*** Stored data ***
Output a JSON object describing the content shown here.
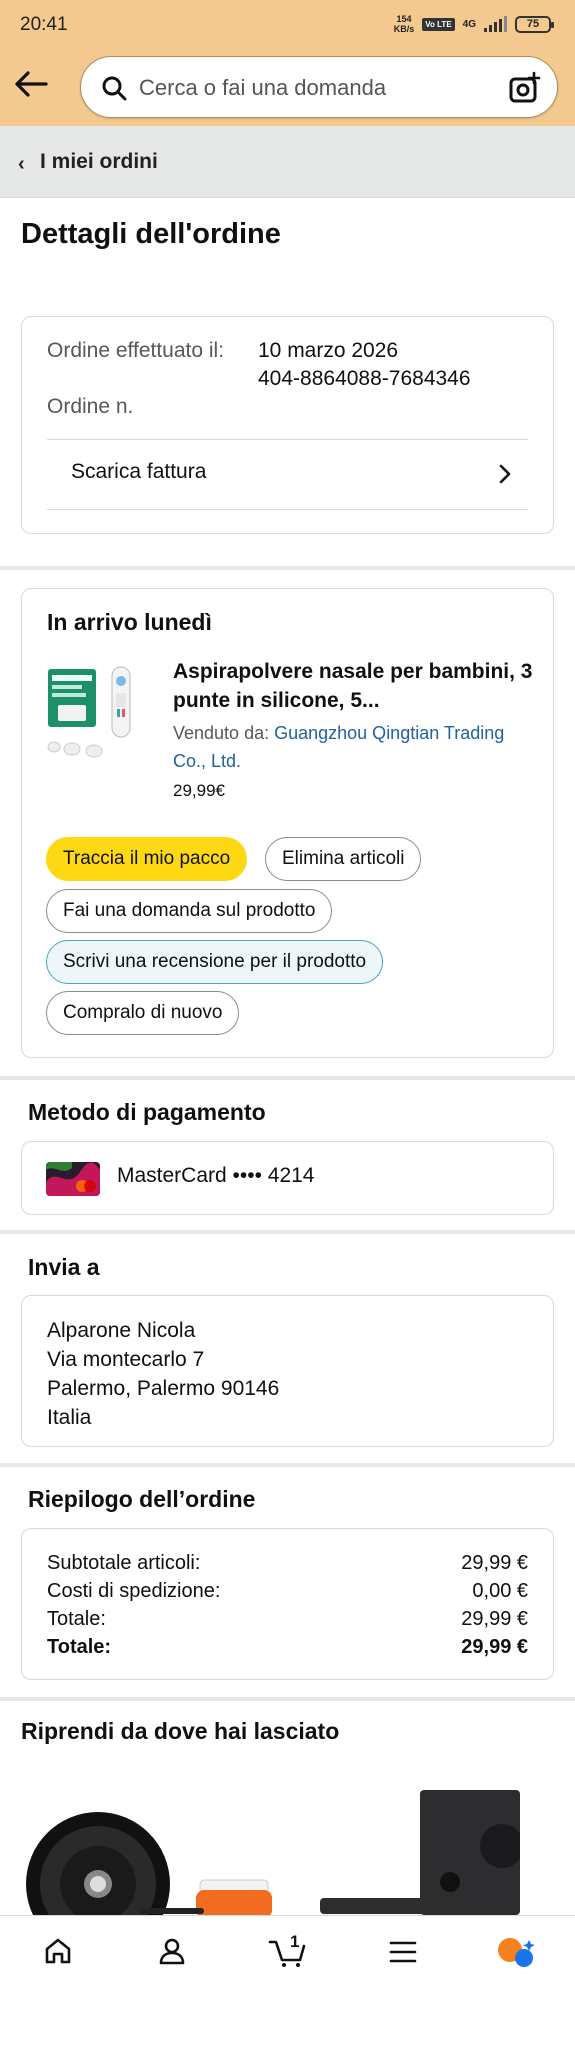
{
  "status": {
    "time": "20:41",
    "speed_value": "154",
    "speed_unit": "KB/s",
    "vo_label": "Vo LTE",
    "network": "4G",
    "battery": "75"
  },
  "search": {
    "placeholder": "Cerca o fai una domanda"
  },
  "breadcrumb": {
    "label": "I miei ordini"
  },
  "page": {
    "title": "Dettagli dell'ordine"
  },
  "order_info": {
    "date_label": "Ordine effettuato il:",
    "date_value": "10 marzo 2026",
    "number_label": "Ordine n.",
    "number_value": "404-8864088-7684346",
    "invoice_label": "Scarica fattura"
  },
  "shipment": {
    "status": "In arrivo lunedì",
    "product_title": "Aspirapolvere nasale per bambini, 3 punte in silicone, 5...",
    "sold_by_label": "Venduto da:",
    "seller_name": "Guangzhou Qingtian Trading Co., Ltd.",
    "price": "29,99€",
    "actions": {
      "track": "Traccia il mio pacco",
      "delete": "Elimina articoli",
      "ask": "Fai una domanda sul prodotto",
      "review": "Scrivi una recensione per il prodotto",
      "buy_again": "Compralo di nuovo"
    }
  },
  "payment": {
    "title": "Metodo di pagamento",
    "card": "MasterCard •••• 4214"
  },
  "shipping": {
    "title": "Invia a",
    "name": "Alparone Nicola",
    "street": "Via montecarlo 7",
    "city": "Palermo, Palermo 90146",
    "country": "Italia"
  },
  "summary": {
    "title": "Riepilogo dell’ordine",
    "rows": [
      {
        "label": "Subtotale articoli:",
        "value": "29,99 €"
      },
      {
        "label": "Costi di spedizione:",
        "value": "0,00 €"
      },
      {
        "label": "Totale:",
        "value": "29,99 €"
      },
      {
        "label": "Totale:",
        "value": "29,99 €"
      }
    ]
  },
  "resume": {
    "title": "Riprendi da dove hai lasciato"
  },
  "nav": {
    "cart_count": "1"
  }
}
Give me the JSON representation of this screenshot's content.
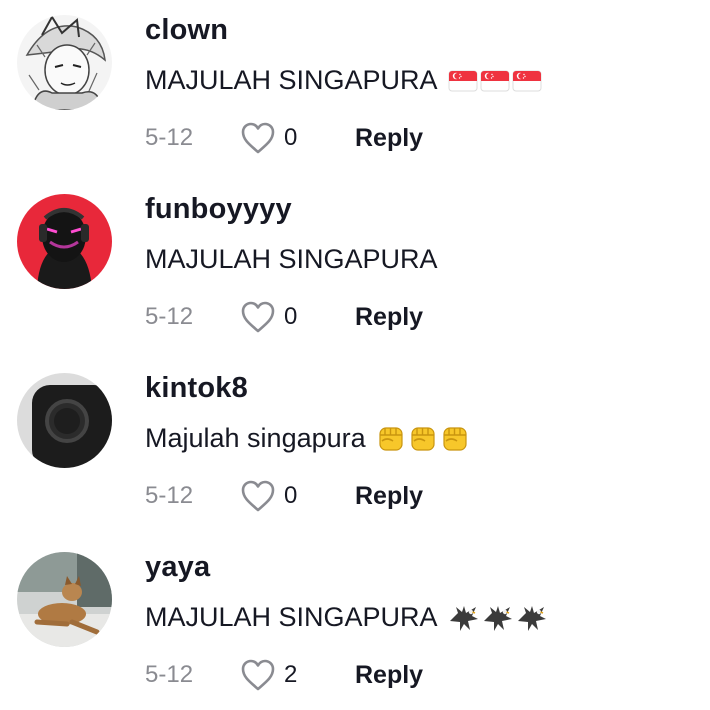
{
  "comments": [
    {
      "username": "clown",
      "text": "MAJULAH SINGAPURA",
      "emoji_name": "singapore-flag-icon",
      "emoji_count": 3,
      "date": "5-12",
      "likes": "0",
      "reply_label": "Reply"
    },
    {
      "username": "funboyyyy",
      "text": "MAJULAH SINGAPURA",
      "emoji_name": "",
      "emoji_count": 0,
      "date": "5-12",
      "likes": "0",
      "reply_label": "Reply"
    },
    {
      "username": "kintok8",
      "text": "Majulah singapura",
      "emoji_name": "raised-fist-icon",
      "emoji_count": 3,
      "date": "5-12",
      "likes": "0",
      "reply_label": "Reply"
    },
    {
      "username": "yaya",
      "text": "MAJULAH SINGAPURA",
      "emoji_name": "eagle-icon",
      "emoji_count": 3,
      "date": "5-12",
      "likes": "2",
      "reply_label": "Reply"
    }
  ],
  "colors": {
    "text": "#161823",
    "muted": "#8a8b91",
    "heart_outline": "#8a8b91",
    "flag_red": "#ef3340",
    "fist_yellow": "#f7c72a"
  }
}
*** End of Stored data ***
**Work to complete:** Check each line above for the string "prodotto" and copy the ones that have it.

**Answer section:**
      "ask": "Fai una domanda sul prodotto",
      "review": "Scrivi una recensione per il prodotto",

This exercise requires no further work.